Records for the task |
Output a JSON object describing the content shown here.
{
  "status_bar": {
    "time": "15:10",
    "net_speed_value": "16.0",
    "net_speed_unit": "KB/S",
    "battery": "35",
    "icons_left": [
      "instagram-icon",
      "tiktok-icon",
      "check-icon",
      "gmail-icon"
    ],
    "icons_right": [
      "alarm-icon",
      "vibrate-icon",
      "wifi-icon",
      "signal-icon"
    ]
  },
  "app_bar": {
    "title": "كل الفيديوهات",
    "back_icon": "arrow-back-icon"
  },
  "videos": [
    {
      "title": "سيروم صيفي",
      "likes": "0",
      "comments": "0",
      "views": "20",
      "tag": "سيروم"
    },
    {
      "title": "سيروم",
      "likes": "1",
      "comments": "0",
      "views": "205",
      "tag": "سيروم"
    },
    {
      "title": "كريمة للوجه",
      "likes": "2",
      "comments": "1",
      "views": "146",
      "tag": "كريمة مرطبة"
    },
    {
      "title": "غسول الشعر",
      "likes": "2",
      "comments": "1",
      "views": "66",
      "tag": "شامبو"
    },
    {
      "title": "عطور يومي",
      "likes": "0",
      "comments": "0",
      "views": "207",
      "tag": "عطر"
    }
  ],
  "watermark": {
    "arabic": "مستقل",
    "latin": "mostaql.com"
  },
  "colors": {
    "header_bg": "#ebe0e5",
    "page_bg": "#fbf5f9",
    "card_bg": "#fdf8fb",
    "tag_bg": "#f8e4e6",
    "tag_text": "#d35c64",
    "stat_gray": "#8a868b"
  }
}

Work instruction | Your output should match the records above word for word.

Exercise answer |
Output a JSON object describing the content shown here.
{
  "status_bar": {
    "time": "15:10",
    "net_speed_value": "16.0",
    "net_speed_unit": "KB/S",
    "battery": "35",
    "icons_left": [
      "instagram-icon",
      "tiktok-icon",
      "check-icon",
      "gmail-icon"
    ],
    "icons_right": [
      "alarm-icon",
      "vibrate-icon",
      "wifi-icon",
      "signal-icon"
    ]
  },
  "app_bar": {
    "title": "كل الفيديوهات",
    "back_icon": "arrow-back-icon"
  },
  "videos": [
    {
      "title": "سيروم صيفي",
      "likes": "0",
      "comments": "0",
      "views": "20",
      "tag": "سيروم"
    },
    {
      "title": "سيروم",
      "likes": "1",
      "comments": "0",
      "views": "205",
      "tag": "سيروم"
    },
    {
      "title": "كريمة للوجه",
      "likes": "2",
      "comments": "1",
      "views": "146",
      "tag": "كريمة مرطبة"
    },
    {
      "title": "غسول الشعر",
      "likes": "2",
      "comments": "1",
      "views": "66",
      "tag": "شامبو"
    },
    {
      "title": "عطور يومي",
      "likes": "0",
      "comments": "0",
      "views": "207",
      "tag": "عطر"
    }
  ],
  "watermark": {
    "arabic": "مستقل",
    "latin": "mostaql.com"
  },
  "colors": {
    "header_bg": "#ebe0e5",
    "page_bg": "#fbf5f9",
    "card_bg": "#fdf8fb",
    "tag_bg": "#f8e4e6",
    "tag_text": "#d35c64",
    "stat_gray": "#8a868b"
  }
}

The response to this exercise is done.